In 2019, San Francisco became the first US city to ban flame retardants. Why?
Flame retardants threaten our babies’ brain development, affecting neurodevelopment. Scientific studies link flame retardants to cancer and to endocrine system harm. Though these chemicals actually do little to slow or prevent fire, they do leach out into house dust, creating a major exposure route for babies and young children who spend lots of time playing on the ground and putting their hands in their mouths.
And, people of color and those living in low-income households often carry a higher body burden of flame retardants.
To keep kids healthy, the city of San Francisco took a more hands-on approach to reducing exposure to flame retardants in child care centers and family homes that serve San Francisco’s most vulnerable children.
“We know how important years 0–5 are for a child’s brain development,” said Debbie Raphael, Director of the San Francisco Department of the Environment. “It’s critical that we eliminate harmful exposure to chemicals like lead and flame retardants from our everyday lives, and especially from places where children live, learn, and play. This project is empowering child care providers to create a healthier environment so that every child in their care can thrive.”
The San Francisco Department of the Environment, Department of Public Health, Wu Yee Children’s Services, and the Children’s Council are replacing flame retardant-containing nap mats with nap mats free of flame retardants for child care providers serving low-income households. Funding from the Bright Cities and the Mayors Innovation Project as well as the California Environmental Protection Agency supported this effort.
To date, over 160 child care providers have received training and over 700 nap mats have been replaced. Partners also provided virtual training for child care providers to share practical and cost-effective tips for creating healthier childcare environments. This year, staff held five online trainings in English, Spanish, Cantonese, and Mandarin.
In addition to discussing the harms caused by flame retardants, the training also touches upon lead prevention and how to effectively address COVID-19 without using asthma-causing chemicals. This work builds on ongoing training efforts that have developed resources such as the “Bleach-Free Toolkit” here, and the Safer COVID-19 cleaning products and disinfectants.
Interested in learning more about this project? Contact Pauli Ojea, Senior Coordinator in the Commercial Toxics Reduction Program at the San Francisco Department of the Environment at email@example.com.
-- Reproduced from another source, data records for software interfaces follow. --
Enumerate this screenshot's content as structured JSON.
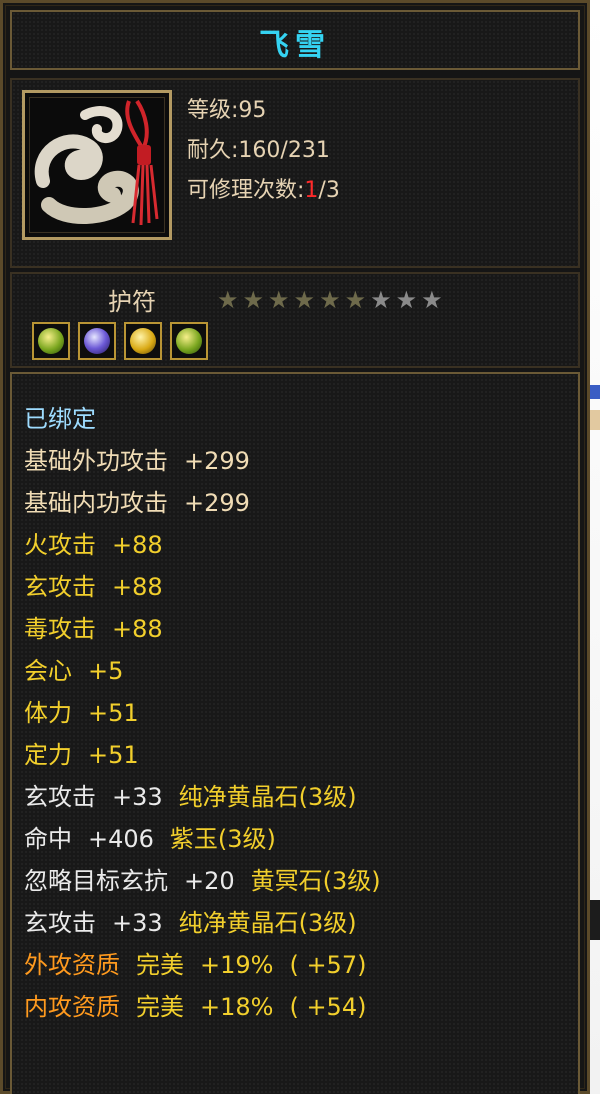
{
  "item": {
    "name": "飞雪",
    "level_text": "等级:95",
    "durability_label": "耐久:",
    "durability_value": "160/231",
    "repair_label": "可修理次数:",
    "repair_used": "1",
    "repair_total": "/3",
    "type": "护符",
    "stars_filled": 6,
    "stars_total": 9,
    "gem_slots": [
      {
        "icon": "green-yellow-gem-icon"
      },
      {
        "icon": "blue-purple-gem-icon"
      },
      {
        "icon": "yellow-crystal-gem-icon"
      },
      {
        "icon": "green-yellow-gem-icon"
      }
    ]
  },
  "attributes": [
    {
      "parts": [
        {
          "text": "已绑定",
          "color": "bound"
        }
      ]
    },
    {
      "parts": [
        {
          "text": "基础外功攻击",
          "color": "base"
        },
        {
          "text": "+299",
          "color": "base"
        }
      ]
    },
    {
      "parts": [
        {
          "text": "基础内功攻击",
          "color": "base"
        },
        {
          "text": "+299",
          "color": "base"
        }
      ]
    },
    {
      "parts": [
        {
          "text": "火攻击",
          "color": "yellow"
        },
        {
          "text": "+88",
          "color": "yellow"
        }
      ]
    },
    {
      "parts": [
        {
          "text": "玄攻击",
          "color": "yellow"
        },
        {
          "text": "+88",
          "color": "yellow"
        }
      ]
    },
    {
      "parts": [
        {
          "text": "毒攻击",
          "color": "yellow"
        },
        {
          "text": "+88",
          "color": "yellow"
        }
      ]
    },
    {
      "parts": [
        {
          "text": "会心",
          "color": "yellow"
        },
        {
          "text": "+5",
          "color": "yellow"
        }
      ]
    },
    {
      "parts": [
        {
          "text": "体力",
          "color": "yellow"
        },
        {
          "text": "+51",
          "color": "yellow"
        }
      ]
    },
    {
      "parts": [
        {
          "text": "定力",
          "color": "yellow"
        },
        {
          "text": "+51",
          "color": "yellow"
        }
      ]
    },
    {
      "parts": [
        {
          "text": "玄攻击",
          "color": "white"
        },
        {
          "text": "+33",
          "color": "white"
        },
        {
          "text": "纯净黄晶石(3级)",
          "color": "yellow"
        }
      ]
    },
    {
      "parts": [
        {
          "text": "命中",
          "color": "white"
        },
        {
          "text": "+406",
          "color": "white"
        },
        {
          "text": "紫玉(3级)",
          "color": "yellow"
        }
      ]
    },
    {
      "parts": [
        {
          "text": "忽略目标玄抗",
          "color": "white"
        },
        {
          "text": "+20",
          "color": "white"
        },
        {
          "text": "黄冥石(3级)",
          "color": "yellow"
        }
      ]
    },
    {
      "parts": [
        {
          "text": "玄攻击",
          "color": "white"
        },
        {
          "text": "+33",
          "color": "white"
        },
        {
          "text": "纯净黄晶石(3级)",
          "color": "yellow"
        }
      ]
    },
    {
      "parts": [
        {
          "text": "外攻资质",
          "color": "orange"
        },
        {
          "text": "完美",
          "color": "yellow"
        },
        {
          "text": "+19%",
          "color": "yellow"
        },
        {
          "text": "( +57)",
          "color": "yellow"
        }
      ]
    },
    {
      "parts": [
        {
          "text": "内攻资质",
          "color": "orange"
        },
        {
          "text": "完美",
          "color": "yellow"
        },
        {
          "text": "+18%",
          "color": "yellow"
        },
        {
          "text": "( +54)",
          "color": "yellow"
        }
      ]
    }
  ],
  "colors": {
    "title": "#35d3f2",
    "bound": "#9edcff",
    "base": "#f0dcb5",
    "yellow": "#f2cf2c",
    "white": "#eaeaea",
    "orange": "#ff9a1e",
    "repair_used": "#ff2a2a",
    "frame": "#6b5a36"
  }
}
Is your City interested in being part of Healthy Babies Bright Futures’ Bright Cities program? To discuss this and anything else, please contact Bright Cities Program Director, Kyra Naumoff Shields at firstname.lastname@example.org.